== Listed records ==
☆ ☆ ☆ ☆ ☆ ☆ ☆
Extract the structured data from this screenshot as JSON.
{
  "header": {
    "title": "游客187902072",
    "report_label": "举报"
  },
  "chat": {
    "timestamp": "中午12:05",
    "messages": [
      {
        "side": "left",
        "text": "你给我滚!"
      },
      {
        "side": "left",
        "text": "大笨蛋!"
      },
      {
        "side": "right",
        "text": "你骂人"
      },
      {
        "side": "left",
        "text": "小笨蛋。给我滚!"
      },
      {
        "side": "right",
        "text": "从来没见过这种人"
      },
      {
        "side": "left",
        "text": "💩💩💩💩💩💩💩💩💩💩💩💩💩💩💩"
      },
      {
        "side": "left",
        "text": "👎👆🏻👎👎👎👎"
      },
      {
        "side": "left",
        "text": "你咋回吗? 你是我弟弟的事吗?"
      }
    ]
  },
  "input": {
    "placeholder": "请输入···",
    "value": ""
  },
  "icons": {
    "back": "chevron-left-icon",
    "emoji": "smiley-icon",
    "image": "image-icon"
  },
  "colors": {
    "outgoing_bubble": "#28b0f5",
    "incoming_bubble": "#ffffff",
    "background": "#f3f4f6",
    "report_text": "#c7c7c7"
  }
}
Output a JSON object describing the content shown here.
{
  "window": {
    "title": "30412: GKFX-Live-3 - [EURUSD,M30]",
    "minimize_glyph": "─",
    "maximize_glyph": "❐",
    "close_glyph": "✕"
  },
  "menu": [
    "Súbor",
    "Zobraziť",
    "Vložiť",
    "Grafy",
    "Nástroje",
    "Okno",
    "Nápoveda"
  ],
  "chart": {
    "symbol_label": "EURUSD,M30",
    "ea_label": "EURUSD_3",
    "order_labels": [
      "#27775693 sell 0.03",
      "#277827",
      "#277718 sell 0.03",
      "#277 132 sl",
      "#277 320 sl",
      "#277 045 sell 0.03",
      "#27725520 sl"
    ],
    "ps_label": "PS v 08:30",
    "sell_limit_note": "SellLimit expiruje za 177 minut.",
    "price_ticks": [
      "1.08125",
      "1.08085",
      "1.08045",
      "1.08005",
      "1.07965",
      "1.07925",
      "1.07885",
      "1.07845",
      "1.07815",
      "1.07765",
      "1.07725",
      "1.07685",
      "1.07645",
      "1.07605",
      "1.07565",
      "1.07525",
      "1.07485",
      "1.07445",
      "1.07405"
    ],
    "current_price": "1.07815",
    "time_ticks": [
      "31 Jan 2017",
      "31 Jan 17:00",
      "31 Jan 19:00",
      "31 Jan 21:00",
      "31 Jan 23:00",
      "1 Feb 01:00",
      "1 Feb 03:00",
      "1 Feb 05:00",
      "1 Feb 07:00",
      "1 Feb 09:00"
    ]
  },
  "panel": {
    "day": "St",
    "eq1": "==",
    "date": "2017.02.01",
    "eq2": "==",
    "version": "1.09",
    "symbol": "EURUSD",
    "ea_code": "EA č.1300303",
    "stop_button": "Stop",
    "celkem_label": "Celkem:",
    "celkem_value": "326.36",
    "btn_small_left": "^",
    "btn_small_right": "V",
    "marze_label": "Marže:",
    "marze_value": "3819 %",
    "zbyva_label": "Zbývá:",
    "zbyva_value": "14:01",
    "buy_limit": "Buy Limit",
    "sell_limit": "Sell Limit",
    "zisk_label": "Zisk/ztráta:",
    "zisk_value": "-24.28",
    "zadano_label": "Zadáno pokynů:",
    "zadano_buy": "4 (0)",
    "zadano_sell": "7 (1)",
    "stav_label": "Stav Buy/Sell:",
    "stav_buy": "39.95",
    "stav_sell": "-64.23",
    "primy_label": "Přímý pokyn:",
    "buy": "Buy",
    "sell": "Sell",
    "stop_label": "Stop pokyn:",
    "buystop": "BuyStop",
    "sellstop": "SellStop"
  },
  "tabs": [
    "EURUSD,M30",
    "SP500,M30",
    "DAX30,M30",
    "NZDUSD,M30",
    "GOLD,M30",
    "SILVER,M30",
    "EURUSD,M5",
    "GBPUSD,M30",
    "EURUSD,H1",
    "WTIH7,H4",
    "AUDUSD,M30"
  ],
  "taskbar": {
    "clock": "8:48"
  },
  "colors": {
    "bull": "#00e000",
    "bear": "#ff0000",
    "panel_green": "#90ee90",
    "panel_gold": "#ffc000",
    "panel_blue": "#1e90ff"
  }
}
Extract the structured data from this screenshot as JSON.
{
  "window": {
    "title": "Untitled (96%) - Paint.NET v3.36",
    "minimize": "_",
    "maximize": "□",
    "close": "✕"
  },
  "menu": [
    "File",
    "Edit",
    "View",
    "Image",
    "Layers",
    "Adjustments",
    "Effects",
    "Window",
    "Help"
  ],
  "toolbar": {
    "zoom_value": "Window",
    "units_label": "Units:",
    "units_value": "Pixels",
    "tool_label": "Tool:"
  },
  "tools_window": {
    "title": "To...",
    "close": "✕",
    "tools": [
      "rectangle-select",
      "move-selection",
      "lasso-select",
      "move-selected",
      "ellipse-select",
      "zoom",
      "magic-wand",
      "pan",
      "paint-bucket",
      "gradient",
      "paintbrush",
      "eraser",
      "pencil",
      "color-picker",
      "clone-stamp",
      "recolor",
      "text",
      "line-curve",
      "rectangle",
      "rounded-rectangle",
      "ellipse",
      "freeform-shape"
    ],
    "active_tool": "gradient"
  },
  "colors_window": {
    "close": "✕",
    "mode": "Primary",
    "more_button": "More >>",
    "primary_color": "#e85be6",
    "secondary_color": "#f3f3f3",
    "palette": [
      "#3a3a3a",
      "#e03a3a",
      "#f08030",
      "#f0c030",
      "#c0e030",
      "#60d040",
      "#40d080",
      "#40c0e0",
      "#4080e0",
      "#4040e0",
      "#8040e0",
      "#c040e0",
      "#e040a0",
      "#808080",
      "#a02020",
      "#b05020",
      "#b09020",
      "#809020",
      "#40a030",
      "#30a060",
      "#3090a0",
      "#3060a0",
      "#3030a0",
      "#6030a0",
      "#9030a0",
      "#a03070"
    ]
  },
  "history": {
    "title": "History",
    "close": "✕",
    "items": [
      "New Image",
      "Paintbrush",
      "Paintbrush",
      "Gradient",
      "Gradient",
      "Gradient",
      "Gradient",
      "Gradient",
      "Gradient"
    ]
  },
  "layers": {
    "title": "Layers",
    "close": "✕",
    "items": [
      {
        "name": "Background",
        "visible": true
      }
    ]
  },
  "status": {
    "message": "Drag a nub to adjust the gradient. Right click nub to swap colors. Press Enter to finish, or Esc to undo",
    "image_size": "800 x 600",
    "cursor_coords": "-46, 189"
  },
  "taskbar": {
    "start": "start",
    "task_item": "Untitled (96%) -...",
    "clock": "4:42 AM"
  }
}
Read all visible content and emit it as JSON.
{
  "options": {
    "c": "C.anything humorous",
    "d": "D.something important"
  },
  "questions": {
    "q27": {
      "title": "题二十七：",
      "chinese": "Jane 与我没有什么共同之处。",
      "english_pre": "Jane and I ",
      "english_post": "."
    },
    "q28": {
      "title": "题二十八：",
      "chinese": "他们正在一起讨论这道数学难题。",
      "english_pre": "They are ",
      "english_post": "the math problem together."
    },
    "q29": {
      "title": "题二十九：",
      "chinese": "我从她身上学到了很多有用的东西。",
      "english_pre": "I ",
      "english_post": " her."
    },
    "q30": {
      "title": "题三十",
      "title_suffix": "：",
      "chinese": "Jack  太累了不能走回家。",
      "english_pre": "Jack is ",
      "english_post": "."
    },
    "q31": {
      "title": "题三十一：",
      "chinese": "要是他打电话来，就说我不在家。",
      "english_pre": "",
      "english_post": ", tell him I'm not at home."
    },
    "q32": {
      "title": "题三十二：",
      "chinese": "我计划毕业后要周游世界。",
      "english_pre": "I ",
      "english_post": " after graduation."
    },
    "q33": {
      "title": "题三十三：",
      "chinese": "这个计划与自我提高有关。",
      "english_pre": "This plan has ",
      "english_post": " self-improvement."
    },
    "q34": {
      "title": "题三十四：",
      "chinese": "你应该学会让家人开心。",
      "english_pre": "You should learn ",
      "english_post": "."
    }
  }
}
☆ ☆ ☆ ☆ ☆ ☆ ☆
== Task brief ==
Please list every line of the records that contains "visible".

== Response to this task ==
        "visible": true
Read all visible content and emit it as JSON.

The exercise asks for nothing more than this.